> **Activity**
Go through the data below and return each line where the string "arrête" occurs.

> **The records**

********

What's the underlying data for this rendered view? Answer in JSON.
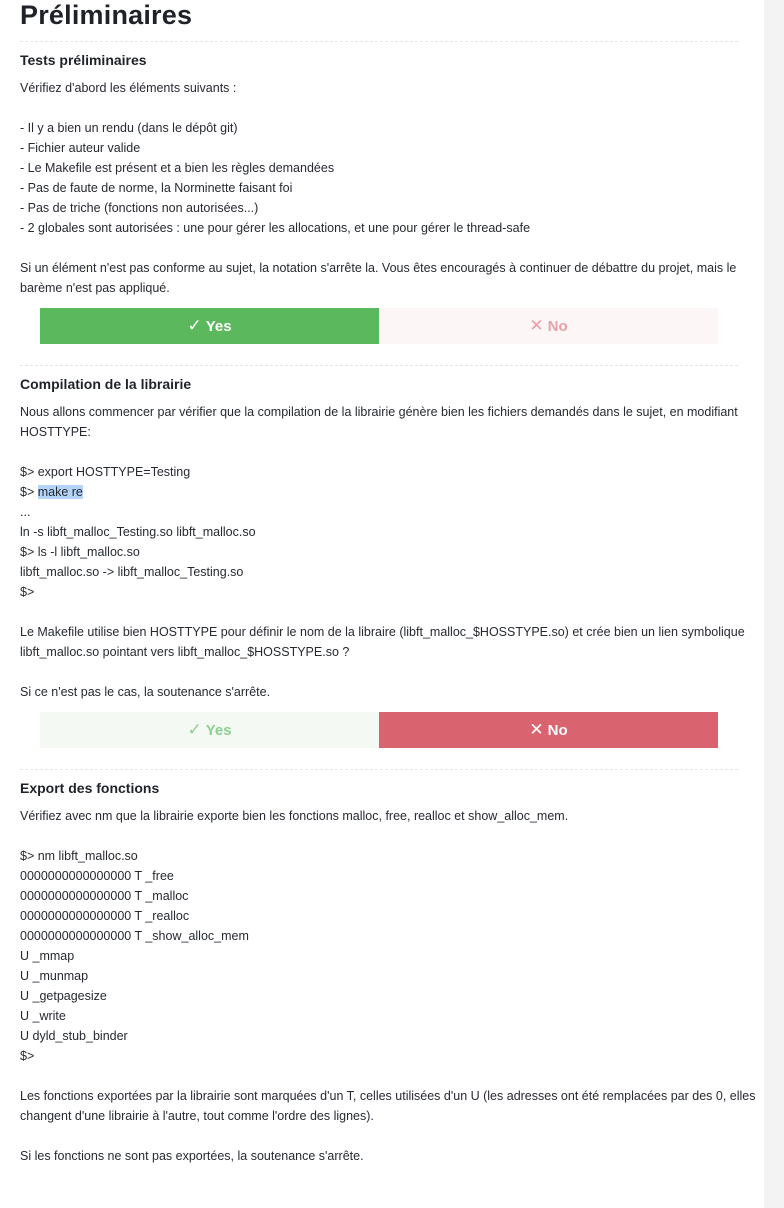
{
  "page_title": "Préliminaires",
  "sections": [
    {
      "title": "Tests préliminaires",
      "lines": [
        "Vérifiez d'abord les éléments suivants :",
        "",
        "- Il y a bien un rendu (dans le dépôt git)",
        "- Fichier auteur valide",
        "- Le Makefile est présent et a bien les règles demandées",
        "- Pas de faute de norme, la Norminette faisant foi",
        "- Pas de triche (fonctions non autorisées...)",
        "- 2 globales sont autorisées : une pour gérer les allocations, et une pour gérer le thread-safe",
        "",
        "Si un élément n'est pas conforme au sujet, la notation s'arrête la. Vous êtes encouragés à continuer de débattre du projet, mais le",
        "barème n'est pas appliqué."
      ],
      "yes_label": "Yes",
      "no_label": "No",
      "selected": "yes"
    },
    {
      "title": "Compilation de la librairie",
      "lines_before": [
        "Nous allons commencer par vérifier que la compilation de la librairie génère bien les fichiers demandés dans le sujet, en modifiant",
        "HOSTTYPE:",
        "",
        "$> export HOSTTYPE=Testing"
      ],
      "cmd_prefix": "$> ",
      "cmd_highlight": "make re",
      "lines_after": [
        "...",
        "ln -s libft_malloc_Testing.so libft_malloc.so",
        "$> ls -l libft_malloc.so",
        "libft_malloc.so -> libft_malloc_Testing.so",
        "$>",
        "",
        "Le Makefile utilise bien HOSTTYPE pour définir le nom de la libraire (libft_malloc_$HOSSTYPE.so) et crée bien un lien symbolique",
        "libft_malloc.so pointant vers libft_malloc_$HOSSTYPE.so ?",
        "",
        "Si ce n'est pas le cas, la soutenance s'arrête."
      ],
      "yes_label": "Yes",
      "no_label": "No",
      "selected": "no"
    },
    {
      "title": "Export des fonctions",
      "lines": [
        "Vérifiez avec nm que la librairie exporte bien les fonctions malloc, free, realloc et show_alloc_mem.",
        "",
        "$> nm libft_malloc.so",
        "0000000000000000 T _free",
        "0000000000000000 T _malloc",
        "0000000000000000 T _realloc",
        "0000000000000000 T _show_alloc_mem",
        "U _mmap",
        "U _munmap",
        "U _getpagesize",
        "U _write",
        "U dyld_stub_binder",
        "$>",
        "",
        "Les fonctions exportées par la librairie sont marquées d'un T, celles utilisées d'un U (les adresses ont été remplacées par des 0, elles",
        "changent d'une librairie à l'autre, tout comme l'ordre des lignes).",
        "",
        "Si les fonctions ne sont pas exportées, la soutenance s'arrête."
      ]
    }
  ],
  "icons": {
    "yes": "check-icon",
    "no": "cross-icon"
  },
  "colors": {
    "yes_active": "#5cb85c",
    "no_active": "#d9636f"
  }
}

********

> **Task solution**
        "Si un élément n'est pas conforme au sujet, la notation s'arrête la. Vous êtes encouragés à continuer de débattre du projet, mais le",
        "Si ce n'est pas le cas, la soutenance s'arrête."
        "Si les fonctions ne sont pas exportées, la soutenance s'arrête."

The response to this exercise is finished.